17. Section 10(3) of the Rajasthan Civil Courts Ordinance, 1950 empowers the Additional Judge to discharge any of the functions of the District Judge. Section 10 reads as under:
'10. Additional Judges.--(1) When the business pending before any District Judge or District Judges so requires for its speedy disposal, the State Government may, upon the recommendation of the High Court sanction the appointment of such number of Additional Judges for the Court or Courts of such District Judge or District Judges, as may be necessary.
(2) The provisions of Section 9 shall apply also to the appointment, posting and promotion of, and filling up of vacancies among Additional Judge.
(3) Any Additional Judge so appointed shall discharge any of the functions of a District Judge which the District Judge may assign to him, and in the discharge of those functions, he shall exercise the same powers as the District Judge.'
18. In my considered opinion, in the instant case, it has come on record that viewed from each and every angle, Shri Pratap Singh Yadav's appointment as member of the Accident Claims Tribunal at Bundi was valid and justified.
19. In Section B. Civil Misc.

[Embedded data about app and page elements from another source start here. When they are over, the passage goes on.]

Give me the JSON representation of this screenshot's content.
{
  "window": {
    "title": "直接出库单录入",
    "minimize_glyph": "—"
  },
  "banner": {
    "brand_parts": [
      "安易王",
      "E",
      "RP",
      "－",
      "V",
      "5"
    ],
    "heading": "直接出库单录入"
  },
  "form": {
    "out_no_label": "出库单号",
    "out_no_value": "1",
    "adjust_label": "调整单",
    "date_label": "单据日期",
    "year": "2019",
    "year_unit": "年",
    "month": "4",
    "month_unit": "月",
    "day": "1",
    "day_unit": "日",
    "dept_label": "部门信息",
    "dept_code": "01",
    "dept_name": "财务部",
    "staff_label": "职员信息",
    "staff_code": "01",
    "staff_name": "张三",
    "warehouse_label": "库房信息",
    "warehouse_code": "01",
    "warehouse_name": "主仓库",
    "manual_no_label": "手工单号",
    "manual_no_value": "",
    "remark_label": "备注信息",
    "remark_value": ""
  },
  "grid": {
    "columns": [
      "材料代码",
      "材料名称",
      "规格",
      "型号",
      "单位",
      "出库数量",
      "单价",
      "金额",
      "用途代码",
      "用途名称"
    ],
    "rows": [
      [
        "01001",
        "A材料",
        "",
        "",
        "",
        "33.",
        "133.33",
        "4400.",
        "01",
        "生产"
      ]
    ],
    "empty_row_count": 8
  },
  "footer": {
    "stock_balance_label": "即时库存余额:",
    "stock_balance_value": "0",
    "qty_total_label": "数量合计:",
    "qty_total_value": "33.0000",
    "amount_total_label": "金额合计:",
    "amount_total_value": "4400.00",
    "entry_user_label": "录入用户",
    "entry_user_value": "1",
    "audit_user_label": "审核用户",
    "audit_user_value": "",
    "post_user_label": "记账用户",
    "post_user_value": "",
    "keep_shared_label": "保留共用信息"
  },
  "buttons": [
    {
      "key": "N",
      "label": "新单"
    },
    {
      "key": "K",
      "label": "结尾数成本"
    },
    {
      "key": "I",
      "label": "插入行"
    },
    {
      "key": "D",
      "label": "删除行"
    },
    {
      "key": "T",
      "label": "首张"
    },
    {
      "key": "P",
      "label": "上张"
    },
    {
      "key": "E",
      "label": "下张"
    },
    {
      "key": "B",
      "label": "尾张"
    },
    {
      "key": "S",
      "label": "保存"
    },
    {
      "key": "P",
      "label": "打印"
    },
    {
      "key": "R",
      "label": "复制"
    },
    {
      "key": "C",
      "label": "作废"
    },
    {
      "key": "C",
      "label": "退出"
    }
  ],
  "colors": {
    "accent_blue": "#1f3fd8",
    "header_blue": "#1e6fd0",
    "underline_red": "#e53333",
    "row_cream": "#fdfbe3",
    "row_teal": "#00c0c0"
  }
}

Appeal No. 13/76 filed by Abdul Rashid, an additional point was raised that since the driver of the vehicle died, his legal representative could not have been brought on record He relied upon Rule 20 of the Accident Claims Tribunal (Rajasthan) Rules, 1964 which reads as under :

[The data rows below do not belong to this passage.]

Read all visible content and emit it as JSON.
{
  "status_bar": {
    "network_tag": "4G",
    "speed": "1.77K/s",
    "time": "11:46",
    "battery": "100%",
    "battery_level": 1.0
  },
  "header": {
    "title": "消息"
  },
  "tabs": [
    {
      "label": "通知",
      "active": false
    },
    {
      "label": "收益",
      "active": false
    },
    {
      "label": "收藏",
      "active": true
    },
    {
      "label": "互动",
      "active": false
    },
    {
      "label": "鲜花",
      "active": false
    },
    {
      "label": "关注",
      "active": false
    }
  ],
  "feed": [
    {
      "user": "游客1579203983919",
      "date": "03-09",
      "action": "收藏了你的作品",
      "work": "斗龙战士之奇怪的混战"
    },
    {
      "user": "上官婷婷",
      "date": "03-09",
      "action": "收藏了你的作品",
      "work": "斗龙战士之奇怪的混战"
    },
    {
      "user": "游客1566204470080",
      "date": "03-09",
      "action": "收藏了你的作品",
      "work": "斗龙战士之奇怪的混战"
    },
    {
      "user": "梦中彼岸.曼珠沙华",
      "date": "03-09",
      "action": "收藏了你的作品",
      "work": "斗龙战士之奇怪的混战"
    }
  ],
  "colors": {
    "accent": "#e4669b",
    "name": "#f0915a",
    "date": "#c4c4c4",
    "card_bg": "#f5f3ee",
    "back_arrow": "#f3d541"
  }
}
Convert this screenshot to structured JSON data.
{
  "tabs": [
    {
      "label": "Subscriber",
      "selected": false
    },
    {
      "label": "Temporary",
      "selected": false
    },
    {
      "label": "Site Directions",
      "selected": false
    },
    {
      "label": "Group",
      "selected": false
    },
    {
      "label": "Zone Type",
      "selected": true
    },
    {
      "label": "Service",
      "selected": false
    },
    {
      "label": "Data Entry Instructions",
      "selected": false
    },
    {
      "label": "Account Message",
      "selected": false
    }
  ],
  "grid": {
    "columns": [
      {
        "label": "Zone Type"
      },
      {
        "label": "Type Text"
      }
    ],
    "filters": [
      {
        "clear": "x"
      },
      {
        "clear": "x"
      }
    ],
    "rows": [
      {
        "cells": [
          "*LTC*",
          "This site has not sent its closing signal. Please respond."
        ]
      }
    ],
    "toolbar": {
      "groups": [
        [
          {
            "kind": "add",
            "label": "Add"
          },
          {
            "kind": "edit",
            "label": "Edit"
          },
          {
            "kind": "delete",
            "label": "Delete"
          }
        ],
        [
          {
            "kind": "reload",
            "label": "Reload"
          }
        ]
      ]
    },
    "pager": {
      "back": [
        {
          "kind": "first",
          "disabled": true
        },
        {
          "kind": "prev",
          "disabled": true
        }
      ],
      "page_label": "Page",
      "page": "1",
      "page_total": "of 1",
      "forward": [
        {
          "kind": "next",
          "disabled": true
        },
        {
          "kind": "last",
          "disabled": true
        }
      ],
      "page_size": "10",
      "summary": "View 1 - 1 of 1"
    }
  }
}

'20. Code of Civil Procedure to apply in certain cases.-- The following provisions of the first Schedule to the Code of Civil Procedure, 1908 (Central Act 5 of 1908) shall so far as may be, apply to proceedings before the Claims Tribunals, namely, Order V, Rules 9 to 13 and 15 to 30; Order IX; Order XIII, Rules 3 to 10, Order XVI, Rules 2 to21; Order XVII; and Order XVIII, Rules 1 to 3.'
From the above, he wants to point out that the application of Order 22 under which the procedure for making legal representative has been prescribed, has been excluded.
20. I regret, that I cannot accept such a tall submission. In my opinion, the above rule only mentions some of the Orders and Rules of the C.P.C. for applying them as far as possible. For the purpose of the procedure of the Tribunal, no rule of prohibition or exclusion can be inferred from it of the other rules. Even otherwise, the application is 'as far as possible' which means that it is illustrative and not exhaustive.
21. I am of the opinion that the objection taken by the learned counsel is untenable and consequently it is rejected.
22. The result of the above discussion is that both the appeals are dismissed with no order as to costs.